The South Florida Regional Transportation Authority, which oversees the three-county commuter line, is scheduled to announce the winner of the nine-figure contract at its board meeting Friday.
But one of the finalists, MotivePower Inc., filed a petition for injunctive relief with Broward County Circuit Court on Wednesday.
The Boise, Idaho-based train manufacturer alleged that the bidding process was skewed in favor of its competitor, Brookville Equipment Corp. Both SFRTA and the Brookville, Pa., locomotive maker are named as defendants in MPI's petition.
Controversy has dogged the bidding process for 10 new locomotives and an option for 13 more. MPI's last-minute legal gambit could derail, or at least delay, SFRTA's expected $109.98 million award to Brookville.
SFRTA spokeswoman Bonnie Arnold said the agency's board meeting was still scheduled for Friday and that the contract remained on the agenda, but she could not say with certainty that action would be taken Friday.
"I just don't know," she said, declining to comment on the pending legal action.
SFRTA executive director Joe Giulietti was not immediately available for comment.
In its 15-page court filing, MPI said it would be "irreparably harmed if the defendants are permitted to execute the contract while this case is pending."
MPI alleged that SFRTA "violated established Florida law governing the letting of public contracts in essentially rewriting a material bidding requirement of its own invitation to bid after bids were received and opened, and then allowed Brookville to materially alter its bid after the bidding deadline, all to MotivePower's detriment."
MotivePower argued, among other things, that Brookville's bid contained "many defects" and that SFRTA "disregarded 'service-proven' requirements."
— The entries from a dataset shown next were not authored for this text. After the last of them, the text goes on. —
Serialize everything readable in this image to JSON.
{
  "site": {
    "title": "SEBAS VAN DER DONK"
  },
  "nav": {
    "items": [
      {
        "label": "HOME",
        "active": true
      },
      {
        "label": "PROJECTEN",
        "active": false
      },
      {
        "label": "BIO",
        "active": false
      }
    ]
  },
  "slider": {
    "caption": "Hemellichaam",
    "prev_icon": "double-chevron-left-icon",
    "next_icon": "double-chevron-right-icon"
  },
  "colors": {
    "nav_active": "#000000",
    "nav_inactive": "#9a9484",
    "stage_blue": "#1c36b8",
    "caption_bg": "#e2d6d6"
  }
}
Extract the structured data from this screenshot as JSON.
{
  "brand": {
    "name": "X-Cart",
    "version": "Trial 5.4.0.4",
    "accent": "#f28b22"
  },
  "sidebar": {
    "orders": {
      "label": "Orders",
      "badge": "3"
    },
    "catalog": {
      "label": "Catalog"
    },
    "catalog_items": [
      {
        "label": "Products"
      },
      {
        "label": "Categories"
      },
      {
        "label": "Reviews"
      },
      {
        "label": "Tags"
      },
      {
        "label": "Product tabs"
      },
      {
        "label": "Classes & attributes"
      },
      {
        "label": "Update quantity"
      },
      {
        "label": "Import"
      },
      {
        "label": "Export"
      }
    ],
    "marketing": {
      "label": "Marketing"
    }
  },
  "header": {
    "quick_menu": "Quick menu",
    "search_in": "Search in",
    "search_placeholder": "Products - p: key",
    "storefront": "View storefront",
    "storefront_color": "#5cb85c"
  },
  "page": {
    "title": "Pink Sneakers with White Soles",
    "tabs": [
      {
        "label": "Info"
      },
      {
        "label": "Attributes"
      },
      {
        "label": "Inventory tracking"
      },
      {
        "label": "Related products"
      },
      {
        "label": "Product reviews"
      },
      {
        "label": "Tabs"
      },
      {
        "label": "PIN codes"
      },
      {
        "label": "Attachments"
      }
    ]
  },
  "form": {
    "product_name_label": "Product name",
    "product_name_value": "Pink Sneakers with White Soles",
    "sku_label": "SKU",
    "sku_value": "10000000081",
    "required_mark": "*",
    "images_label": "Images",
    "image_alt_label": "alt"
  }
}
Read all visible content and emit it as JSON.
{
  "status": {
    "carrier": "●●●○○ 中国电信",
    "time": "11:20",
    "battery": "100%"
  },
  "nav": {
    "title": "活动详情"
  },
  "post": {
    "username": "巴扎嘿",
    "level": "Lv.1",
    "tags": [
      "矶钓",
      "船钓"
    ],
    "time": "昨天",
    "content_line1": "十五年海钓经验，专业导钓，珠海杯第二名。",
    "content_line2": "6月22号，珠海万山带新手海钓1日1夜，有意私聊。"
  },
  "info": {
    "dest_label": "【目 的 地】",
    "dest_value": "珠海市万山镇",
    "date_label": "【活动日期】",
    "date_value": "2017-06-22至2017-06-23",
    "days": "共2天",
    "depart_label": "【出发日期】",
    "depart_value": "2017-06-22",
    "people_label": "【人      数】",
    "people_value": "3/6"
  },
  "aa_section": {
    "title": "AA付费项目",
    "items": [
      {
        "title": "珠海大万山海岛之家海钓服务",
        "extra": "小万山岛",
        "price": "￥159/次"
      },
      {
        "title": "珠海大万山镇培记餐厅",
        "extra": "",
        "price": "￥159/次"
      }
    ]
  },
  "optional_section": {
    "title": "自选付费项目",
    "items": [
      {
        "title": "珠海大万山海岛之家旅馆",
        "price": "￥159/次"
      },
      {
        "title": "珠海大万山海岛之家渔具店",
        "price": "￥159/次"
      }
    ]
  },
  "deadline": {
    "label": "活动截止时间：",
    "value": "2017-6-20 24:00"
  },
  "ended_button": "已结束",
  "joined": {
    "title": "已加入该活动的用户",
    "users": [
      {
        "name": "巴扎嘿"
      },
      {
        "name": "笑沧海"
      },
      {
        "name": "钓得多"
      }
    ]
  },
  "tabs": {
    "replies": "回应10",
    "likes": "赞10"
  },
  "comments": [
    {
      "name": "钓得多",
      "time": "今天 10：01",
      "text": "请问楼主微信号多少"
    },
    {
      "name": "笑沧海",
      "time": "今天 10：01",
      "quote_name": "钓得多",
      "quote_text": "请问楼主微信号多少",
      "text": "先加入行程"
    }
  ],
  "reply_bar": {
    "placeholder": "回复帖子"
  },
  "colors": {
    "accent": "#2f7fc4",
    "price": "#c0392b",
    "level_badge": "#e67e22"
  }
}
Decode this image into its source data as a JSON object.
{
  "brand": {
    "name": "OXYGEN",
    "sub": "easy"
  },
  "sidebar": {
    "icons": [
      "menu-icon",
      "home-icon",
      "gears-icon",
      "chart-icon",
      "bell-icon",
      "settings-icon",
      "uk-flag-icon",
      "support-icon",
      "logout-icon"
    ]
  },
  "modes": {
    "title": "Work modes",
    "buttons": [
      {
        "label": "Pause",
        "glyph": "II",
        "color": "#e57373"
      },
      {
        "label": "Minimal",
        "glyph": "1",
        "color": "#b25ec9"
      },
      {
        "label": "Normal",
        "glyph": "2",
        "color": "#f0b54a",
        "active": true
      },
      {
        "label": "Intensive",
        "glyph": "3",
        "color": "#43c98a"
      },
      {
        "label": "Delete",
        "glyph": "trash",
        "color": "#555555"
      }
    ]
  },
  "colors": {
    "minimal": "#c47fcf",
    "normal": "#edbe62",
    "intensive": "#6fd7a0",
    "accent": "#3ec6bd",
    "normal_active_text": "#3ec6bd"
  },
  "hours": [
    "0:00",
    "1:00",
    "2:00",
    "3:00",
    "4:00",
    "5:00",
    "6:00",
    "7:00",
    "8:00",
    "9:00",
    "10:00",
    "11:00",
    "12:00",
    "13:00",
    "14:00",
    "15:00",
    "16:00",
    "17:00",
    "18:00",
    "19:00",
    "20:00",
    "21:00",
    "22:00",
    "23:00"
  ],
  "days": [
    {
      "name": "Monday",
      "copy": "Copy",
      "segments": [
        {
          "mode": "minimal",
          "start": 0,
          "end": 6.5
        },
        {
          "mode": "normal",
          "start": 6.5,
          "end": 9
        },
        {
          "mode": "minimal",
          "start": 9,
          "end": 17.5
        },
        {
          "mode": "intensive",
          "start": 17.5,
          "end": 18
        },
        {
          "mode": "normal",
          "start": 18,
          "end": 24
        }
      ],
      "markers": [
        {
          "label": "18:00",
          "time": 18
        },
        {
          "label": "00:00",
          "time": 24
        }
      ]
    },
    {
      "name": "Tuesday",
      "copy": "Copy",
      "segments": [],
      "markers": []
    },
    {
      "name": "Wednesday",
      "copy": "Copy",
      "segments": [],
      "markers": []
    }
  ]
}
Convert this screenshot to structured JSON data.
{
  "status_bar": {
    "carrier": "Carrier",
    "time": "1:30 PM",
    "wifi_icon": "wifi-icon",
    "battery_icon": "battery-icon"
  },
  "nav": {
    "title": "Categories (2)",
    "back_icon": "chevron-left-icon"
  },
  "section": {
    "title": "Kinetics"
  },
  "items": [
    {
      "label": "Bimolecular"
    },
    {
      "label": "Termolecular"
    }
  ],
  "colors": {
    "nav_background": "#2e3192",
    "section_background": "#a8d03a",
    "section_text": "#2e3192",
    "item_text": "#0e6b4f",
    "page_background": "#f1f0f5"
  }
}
MPI's legal challenge comes in the wake of a flurry of letters from state legislators and the Florida Chamber of Commerce to SFRTA expressing concern about the agency's bidding process. Several chided the agency for allegedly failing to consider long-term "lifecycle" costs, which might favor Brookville's competitors.
Citing safety issues and prevailing industry practices, SFRTA defended its vetting procedures and announced last October that it was prepared to award the contract to Brookville.
SFRTA has denied any allegations of favoritism, saying it gave interested parties "almost four months to raise any questions or concerns regarding procurement."
Sean Stafford, who represented a third bidder, GE Transportation, called the prolonged bidding controversy and the impending legal showdown "a colossal mess."
The Tri-Rail commuter line -- which serves Palm Beach, Broward and Miami-Dade counties -- runs annual, multimillion-dollar deficits. The state subsidized Tri-Rail with $34.6 million last year while passenger revenues covered only $10.4 million of the $64 million annual operating budget.
Read an earlier article on the bidding controversy here.
Contact Kenric Ward at email@example.com or at (772) 801-5341.